  43. Canny Algorithm, Part One Gaussian In practice, the Guassian function is separated into 3 sections on either side of origin. The bell curve of the Guassian function makes it ideal to smoothen an image, with out having kinks in the output.

  44. Using Gaussian • Canny Algorithm, Part One Instead of convolving with +1|-1 for derivative, take derivative of Gaussian This is the derivative of a one dimensional function. For an image, we will need to use a two dimensional function.

  45. 2-d Gaussian • Canny Algorithm, Part One Take the derivative of this function and use it in our program. Plug in values for x, y, and sigma, to give us a table of weights. Doing this within the program increases accuracy.

  46. Using Gaussian • Canny Algorithm, Part One We can use either a table of weights, or we can use an equation within the code to Increase accuracy.

  47. 2-d Gaussian, plus derivative • Canny Algorithm, Part One Instead of convolving with +1|-1 for derivative, take derivative of Gaussian

  48. So, the main difference between Canny Part One and Sobel is the smoothener (Canny uses a Gaussian Sobel uses the four one’s. To write code for canny, we will start with marrh.c and do these steps. -- Marrh.c uses flexible size masks (which we need), we will keep this part of the code. -- Marrh.c uses second derivatives, whereas we need only first derivatives (we need first x- and y- derivatives), so we will change the equation in the marrh.c line to be the first x-derivative. -- Then, because we need two derivatives, we will double up on that line, i.e., make a copy of it to compute the y-derivative, finally ending up with two masks (xmask and ymask). • Canny Algorithm, Part One

  49. -- Then use the convolution code from marrh but remember to double up on it, to get two outputs. -- Then delete the code in marrh that is below the convolution code. -- Then bring in the sqrt (of squares) code from sobel. This will compute the magnitude, will scale it for output, and will print it out. -- At this point, you are done with Canny part One, and your code should produce output very similar to the Sobel magnitude image. • Canny Algorithm, Part One

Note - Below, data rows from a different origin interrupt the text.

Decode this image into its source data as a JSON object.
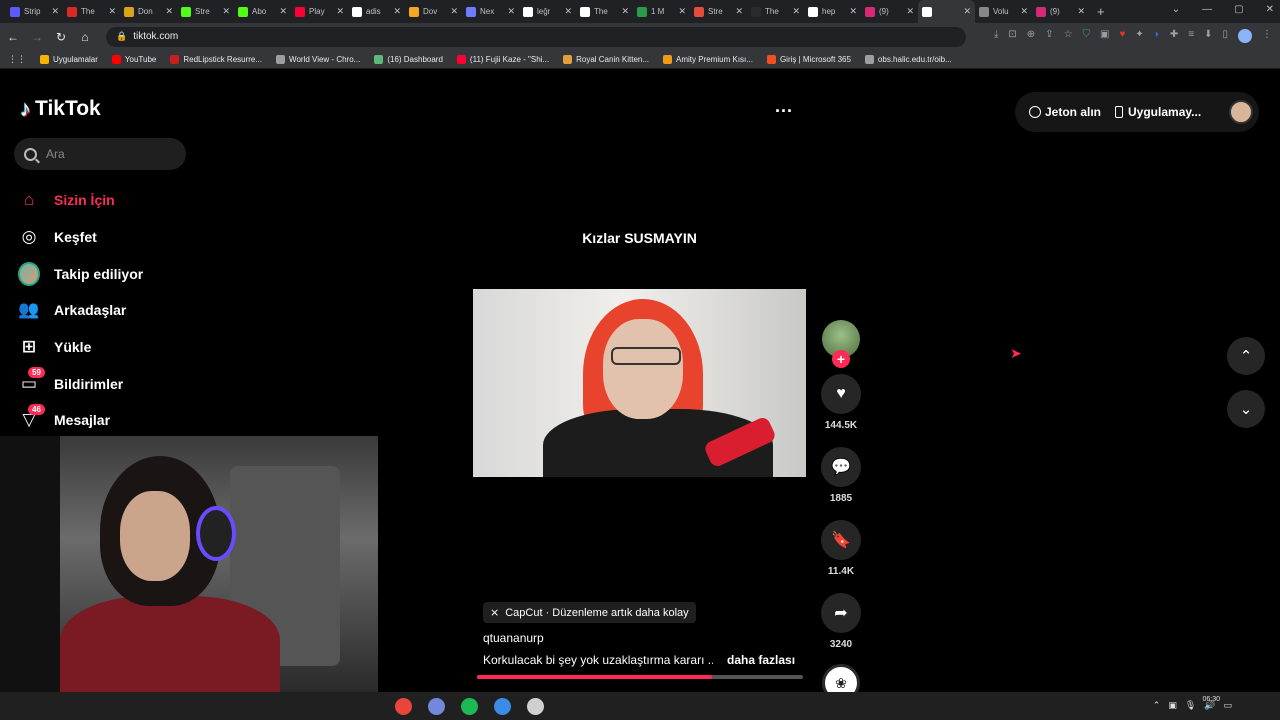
{
  "browser": {
    "tabs": [
      {
        "title": "Strip",
        "color": "#5b5bff"
      },
      {
        "title": "The",
        "color": "#d92a2a"
      },
      {
        "title": "Don",
        "color": "#d9a21b"
      },
      {
        "title": "Stre",
        "color": "#53fc18"
      },
      {
        "title": "Abo",
        "color": "#53fc18"
      },
      {
        "title": "Play",
        "color": "#ff0033"
      },
      {
        "title": "adis",
        "color": "#ffffff"
      },
      {
        "title": "Dov",
        "color": "#f5a623"
      },
      {
        "title": "Nex",
        "color": "#6e7dff"
      },
      {
        "title": "leğr",
        "color": "#ffffff"
      },
      {
        "title": "The",
        "color": "#ffffff"
      },
      {
        "title": "1 M",
        "color": "#2b9b4a"
      },
      {
        "title": "Stre",
        "color": "#e34b3b"
      },
      {
        "title": "The",
        "color": "#2b2b2b"
      },
      {
        "title": "hep",
        "color": "#ffffff"
      },
      {
        "title": "(9)",
        "color": "#d62976"
      },
      {
        "title": "",
        "color": "#ffffff"
      },
      {
        "title": "Volu",
        "color": "#888888"
      },
      {
        "title": "(9)",
        "color": "#d62976"
      }
    ],
    "active_tab_index": 16,
    "url": "tiktok.com",
    "bookmarks": [
      {
        "label": "Uygulamalar",
        "color": "#f4b400"
      },
      {
        "label": "YouTube",
        "color": "#ff0000"
      },
      {
        "label": "RedLipstick Resurre...",
        "color": "#c81e1e"
      },
      {
        "label": "World View - Chro...",
        "color": "#9e9e9e"
      },
      {
        "label": "(16) Dashboard",
        "color": "#5fb878"
      },
      {
        "label": "(11) Fujii Kaze - \"Shi...",
        "color": "#ff0033"
      },
      {
        "label": "Royal Canin Kitten...",
        "color": "#e2a03a"
      },
      {
        "label": "Amity Premium Kısı...",
        "color": "#f09a1a"
      },
      {
        "label": "Giriş | Microsoft 365",
        "color": "#f25022"
      },
      {
        "label": "obs.halic.edu.tr/oib...",
        "color": "#9e9e9e"
      }
    ]
  },
  "tiktok": {
    "logo": "TikTok",
    "search_placeholder": "Ara",
    "nav": [
      {
        "label": "Sizin İçin",
        "icon": "home-icon",
        "glyph": "⌂",
        "active": true
      },
      {
        "label": "Keşfet",
        "icon": "compass-icon",
        "glyph": "◎"
      },
      {
        "label": "Takip ediliyor",
        "icon": "following-avatar-icon",
        "glyph": ""
      },
      {
        "label": "Arkadaşlar",
        "icon": "friends-icon",
        "glyph": "👥"
      },
      {
        "label": "Yükle",
        "icon": "upload-icon",
        "glyph": "⊞"
      },
      {
        "label": "Bildirimler",
        "icon": "inbox-icon",
        "glyph": "▭",
        "badge": "59"
      },
      {
        "label": "Mesajlar",
        "icon": "message-icon",
        "glyph": "▽",
        "badge": "46"
      }
    ],
    "more_menu": "...",
    "header": {
      "coins": "Jeton alın",
      "app": "Uygulamay..."
    },
    "video": {
      "overlay_text": "Kızlar SUSMAYIN",
      "capcut_label": "CapCut · Düzenleme artık daha kolay",
      "author": "qtuananurp",
      "description": "Korkulacak bi şey yok uzaklaştırma kararı ...",
      "more": "daha fazlası",
      "progress": 0.72
    },
    "actions": {
      "likes": "144.5K",
      "comments": "1885",
      "saves": "11.4K",
      "shares": "3240"
    }
  },
  "taskbar": {
    "icons": [
      {
        "name": "chrome",
        "color": "#e8453c"
      },
      {
        "name": "discord",
        "color": "#7289da"
      },
      {
        "name": "spotify",
        "color": "#1db954"
      },
      {
        "name": "app",
        "color": "#3c8ce7"
      },
      {
        "name": "obs",
        "color": "#d0d0d0"
      }
    ],
    "time": "06:30"
  }
}
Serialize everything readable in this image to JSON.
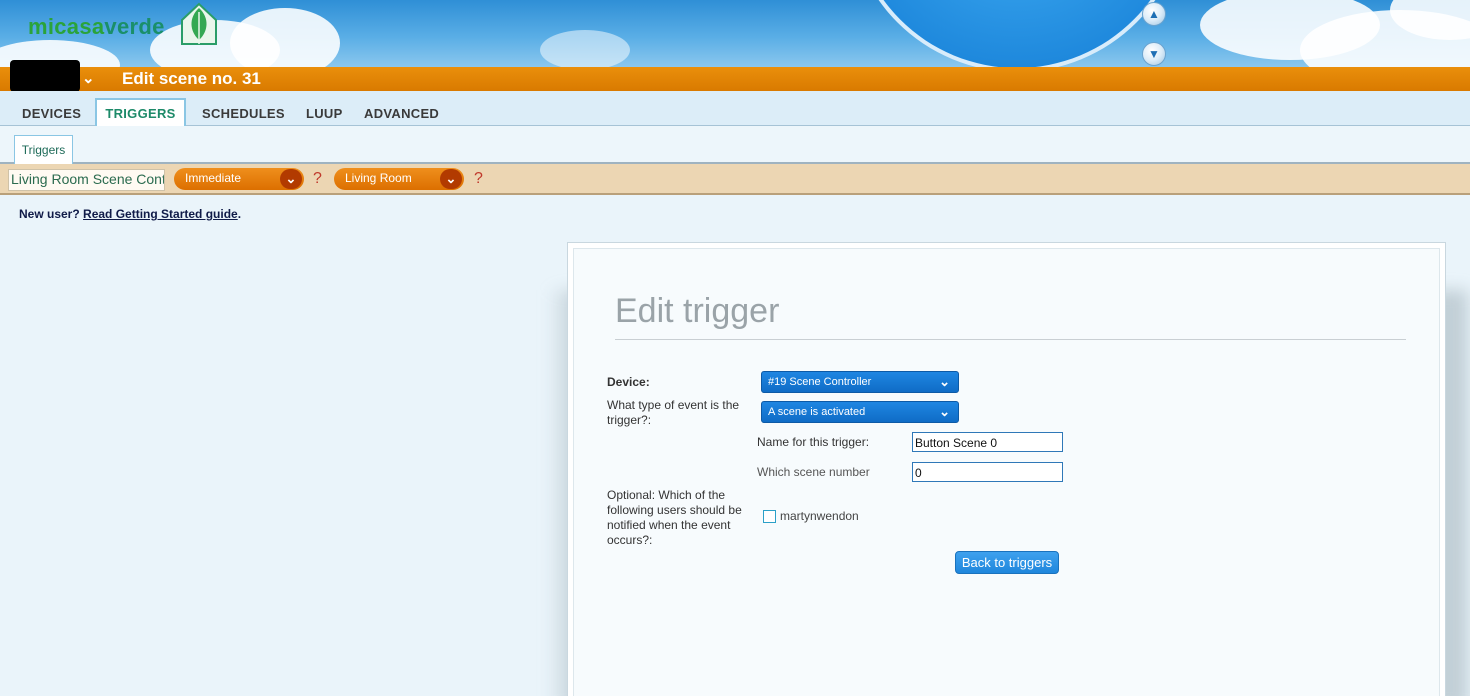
{
  "header": {
    "logo_text_part1": "micasa",
    "logo_text_part2": "verde",
    "scene_title": "Edit scene no. 31",
    "user_menu_icon": "chevron-down-icon",
    "scroll_up_icon": "eject-up-icon",
    "scroll_down_icon": "eject-down-icon"
  },
  "tabs": [
    {
      "label": "DEVICES"
    },
    {
      "label": "TRIGGERS",
      "active": true
    },
    {
      "label": "SCHEDULES"
    },
    {
      "label": "LUUP"
    },
    {
      "label": "ADVANCED"
    }
  ],
  "subtabs": [
    {
      "label": "Triggers",
      "active": true
    }
  ],
  "trigger_strip": {
    "name_value": "Living Room Scene Cont",
    "timing_value": "Immediate",
    "room_value": "Living Room",
    "help_mark": "?"
  },
  "getting_started": {
    "prefix": "New user? ",
    "link": "Read Getting Started guide",
    "suffix": "."
  },
  "dialog": {
    "title": "Edit trigger",
    "device_label": "Device:",
    "device_value": "#19 Scene Controller",
    "event_label": "What type of event is the trigger?:",
    "event_value": "A scene is activated",
    "name_label": "Name for this trigger:",
    "name_value": "Button Scene 0",
    "scene_number_label": "Which scene number",
    "scene_number_value": "0",
    "notify_label": "Optional: Which of the following users should be notified when the event occurs?:",
    "notify_user": "martynwendon",
    "back_button": "Back to triggers"
  },
  "colors": {
    "orange_bar": "#d97a00",
    "active_tab_text": "#1d8a69",
    "select_blue": "#0f6cc6",
    "strip_bg": "#ecd6b3"
  }
}
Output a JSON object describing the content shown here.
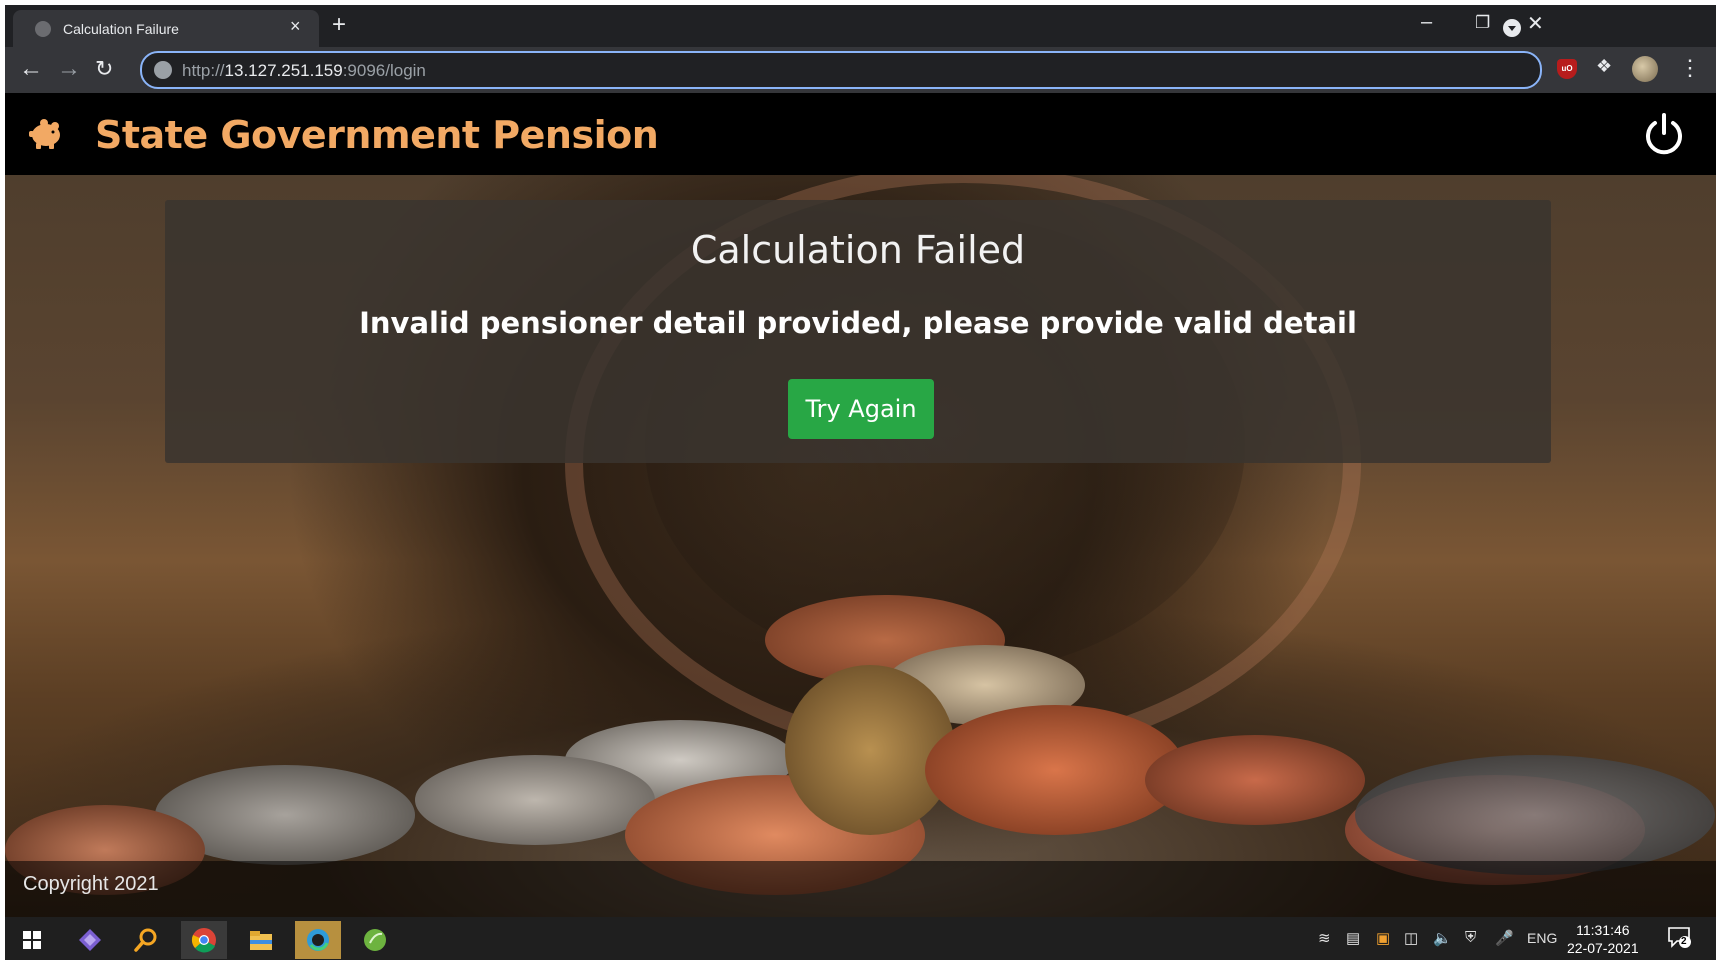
{
  "browser": {
    "tab_title": "Calculation Failure",
    "tab_close_glyph": "×",
    "new_tab_glyph": "+",
    "url_scheme": "http://",
    "url_host": "13.127.251.159",
    "url_path": ":9096/login",
    "icons": [
      "back-icon",
      "forward-icon",
      "reload-icon",
      "site-info-icon",
      "ublock-extension-icon",
      "extensions-puzzle-icon",
      "profile-avatar",
      "menu-kebab-icon"
    ],
    "ublock_label": "uO"
  },
  "app": {
    "brand_title": "State Government Pension",
    "brand_color": "#f2a964",
    "power_icon": "power-icon"
  },
  "error": {
    "title": "Calculation Failed",
    "message": "Invalid pensioner detail provided, please provide valid detail",
    "button_label": "Try Again",
    "button_color": "#28a745"
  },
  "footer": {
    "copyright": "Copyright 2021"
  },
  "taskbar": {
    "apps": [
      "windows-start-icon",
      "visual-studio-icon",
      "search-icon",
      "chrome-icon",
      "file-explorer-icon",
      "edge-icon",
      "spring-tool-suite-icon"
    ],
    "language": "ENG",
    "time": "11:31:46",
    "date": "22-07-2021",
    "notification_count": "2"
  }
}
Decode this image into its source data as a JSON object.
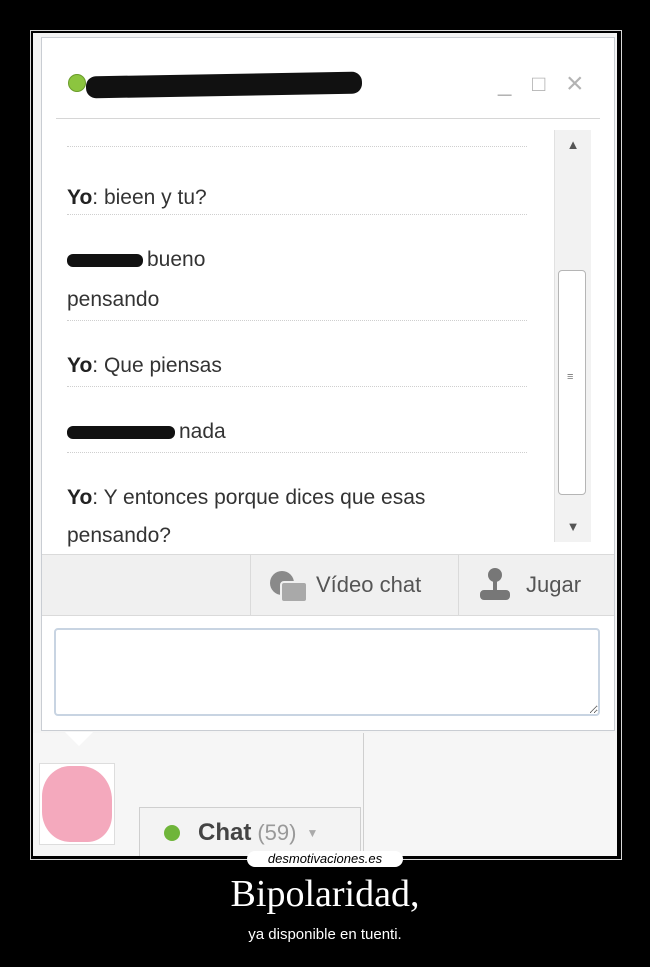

  50. Peak Finding, Non-Maxima Suppression • Canny Algorithm, Part Two Consider four directions available in 3x3 neighborhood Peak finding first determines edge direction, and then tests the pixels that are on the sides (perpendicular) to see if it has the highest value among said neighbors. If it has the highest value then it will be considered an edge.